> _WHAT YOU ARE ASKED TO DO_: Nothing in the records may change. Output them all exactly.

====================

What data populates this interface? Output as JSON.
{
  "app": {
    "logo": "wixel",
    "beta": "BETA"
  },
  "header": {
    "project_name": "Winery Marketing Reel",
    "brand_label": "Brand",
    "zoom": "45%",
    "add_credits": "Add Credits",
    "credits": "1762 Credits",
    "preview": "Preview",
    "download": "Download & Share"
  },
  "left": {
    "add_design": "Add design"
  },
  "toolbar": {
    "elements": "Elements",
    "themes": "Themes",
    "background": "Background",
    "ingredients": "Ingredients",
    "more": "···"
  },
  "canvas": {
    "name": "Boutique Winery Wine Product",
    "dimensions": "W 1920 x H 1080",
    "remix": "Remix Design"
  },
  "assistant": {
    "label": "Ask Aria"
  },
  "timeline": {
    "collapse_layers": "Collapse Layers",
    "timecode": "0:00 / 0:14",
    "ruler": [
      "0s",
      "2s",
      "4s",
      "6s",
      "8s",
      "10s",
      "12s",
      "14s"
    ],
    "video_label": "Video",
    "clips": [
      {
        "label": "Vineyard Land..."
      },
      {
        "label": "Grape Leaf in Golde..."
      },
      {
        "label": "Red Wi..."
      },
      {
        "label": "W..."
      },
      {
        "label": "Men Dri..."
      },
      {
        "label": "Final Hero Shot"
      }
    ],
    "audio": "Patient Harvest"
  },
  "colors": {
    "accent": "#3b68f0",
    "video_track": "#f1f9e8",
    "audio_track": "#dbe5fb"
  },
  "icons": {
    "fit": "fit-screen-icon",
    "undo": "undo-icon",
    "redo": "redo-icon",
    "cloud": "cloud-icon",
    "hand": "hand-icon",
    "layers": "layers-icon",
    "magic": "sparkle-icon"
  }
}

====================

> _RESPONSE BOX_:
What data populates this interface? Output as JSON.
{
  "app": {
    "logo": "wixel",
    "beta": "BETA"
  },
  "header": {
    "project_name": "Winery Marketing Reel",
    "brand_label": "Brand",
    "zoom": "45%",
    "add_credits": "Add Credits",
    "credits": "1762 Credits",
    "preview": "Preview",
    "download": "Download & Share"
  },
  "left": {
    "add_design": "Add design"
  },
  "toolbar": {
    "elements": "Elements",
    "themes": "Themes",
    "background": "Background",
    "ingredients": "Ingredients",
    "more": "···"
  },
  "canvas": {
    "name": "Boutique Winery Wine Product",
    "dimensions": "W 1920 x H 1080",
    "remix": "Remix Design"
  },
  "assistant": {
    "label": "Ask Aria"
  },
  "timeline": {
    "collapse_layers": "Collapse Layers",
    "timecode": "0:00 / 0:14",
    "ruler": [
      "0s",
      "2s",
      "4s",
      "6s",
      "8s",
      "10s",
      "12s",
      "14s"
    ],
    "video_label": "Video",
    "clips": [
      {
        "label": "Vineyard Land..."
      },
      {
        "label": "Grape Leaf in Golde..."
      },
      {
        "label": "Red Wi..."
      },
      {
        "label": "W..."
      },
      {
        "label": "Men Dri..."
      },
      {
        "label": "Final Hero Shot"
      }
    ],
    "audio": "Patient Harvest"
  },
  "colors": {
    "accent": "#3b68f0",
    "video_track": "#f1f9e8",
    "audio_track": "#dbe5fb"
  },
  "icons": {
    "fit": "fit-screen-icon",
    "undo": "undo-icon",
    "redo": "redo-icon",
    "cloud": "cloud-icon",
    "hand": "hand-icon",
    "layers": "layers-icon",
    "magic": "sparkle-icon"
  }
}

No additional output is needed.